=== The problem ===
Leave the pictures out and print every record below exactly as it stands.

=== Excerpted records ===
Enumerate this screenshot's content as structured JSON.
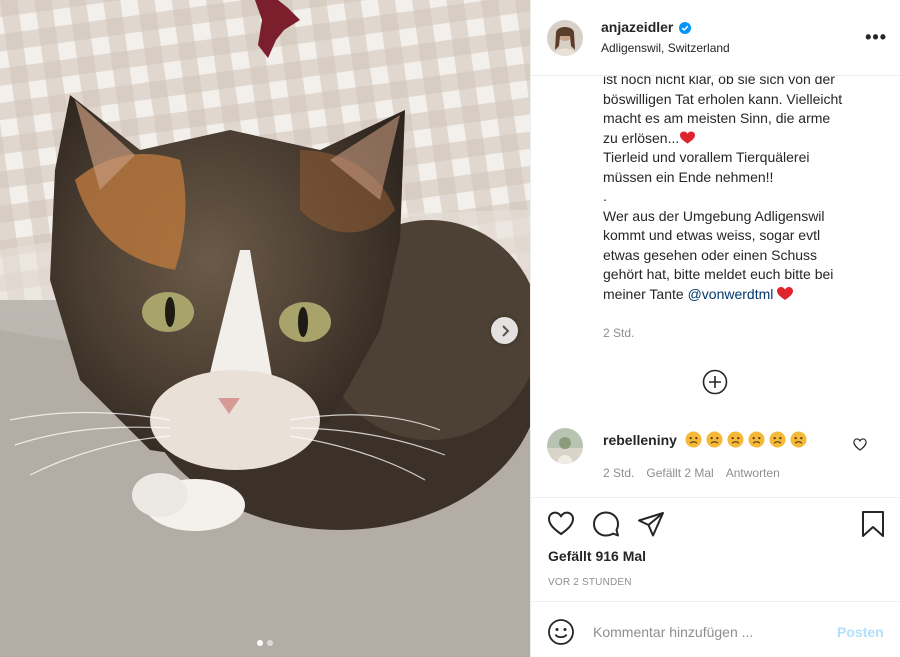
{
  "header": {
    "username": "anjazeidler",
    "location": "Adligenswil, Switzerland",
    "more_label": "•••"
  },
  "caption": {
    "lines": [
      "ist noch nicht klar, ob sie sich von der",
      "böswilligen Tat erholen kann. Vielleicht",
      "macht es am meisten Sinn, die arme",
      "zu erlösen...",
      "Tierleid und vorallem Tierquälerei",
      "müssen ein Ende nehmen!!",
      ".",
      "Wer aus der Umgebung Adligenswil",
      "kommt und etwas weiss, sogar evtl",
      "etwas gesehen oder einen Schuss",
      "gehört hat, bitte meldet euch bitte bei",
      "meiner Tante"
    ],
    "mention": "@vonwerdtml",
    "time": "2 Std."
  },
  "comment": {
    "username": "rebelleniny",
    "emoji_count": 6,
    "time": "2 Std.",
    "likes": "Gefällt 2 Mal",
    "reply": "Antworten"
  },
  "likes_text": "Gefällt 916 Mal",
  "posted_ago": "VOR 2 STUNDEN",
  "add_comment": {
    "placeholder": "Kommentar hinzufügen ...",
    "post_label": "Posten"
  },
  "carousel": {
    "current": 1,
    "total": 2
  },
  "colors": {
    "verified": "#0095f6",
    "heart_red": "#ed4956",
    "mention": "#00376b",
    "post_button": "#b2dffc",
    "muted_text": "#8e8e8e"
  }
}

=== Solution to this problem ===
Enumerate this screenshot's content as structured JSON.
{
  "header": {
    "username": "anjazeidler",
    "location": "Adligenswil, Switzerland",
    "more_label": "•••"
  },
  "caption": {
    "lines": [
      "ist noch nicht klar, ob sie sich von der",
      "böswilligen Tat erholen kann. Vielleicht",
      "macht es am meisten Sinn, die arme",
      "zu erlösen...",
      "Tierleid und vorallem Tierquälerei",
      "müssen ein Ende nehmen!!",
      ".",
      "Wer aus der Umgebung Adligenswil",
      "kommt und etwas weiss, sogar evtl",
      "etwas gesehen oder einen Schuss",
      "gehört hat, bitte meldet euch bitte bei",
      "meiner Tante"
    ],
    "mention": "@vonwerdtml",
    "time": "2 Std."
  },
  "comment": {
    "username": "rebelleniny",
    "emoji_count": 6,
    "time": "2 Std.",
    "likes": "Gefällt 2 Mal",
    "reply": "Antworten"
  },
  "likes_text": "Gefällt 916 Mal",
  "posted_ago": "VOR 2 STUNDEN",
  "add_comment": {
    "placeholder": "Kommentar hinzufügen ...",
    "post_label": "Posten"
  },
  "carousel": {
    "current": 1,
    "total": 2
  },
  "colors": {
    "verified": "#0095f6",
    "heart_red": "#ed4956",
    "mention": "#00376b",
    "post_button": "#b2dffc",
    "muted_text": "#8e8e8e"
  }
}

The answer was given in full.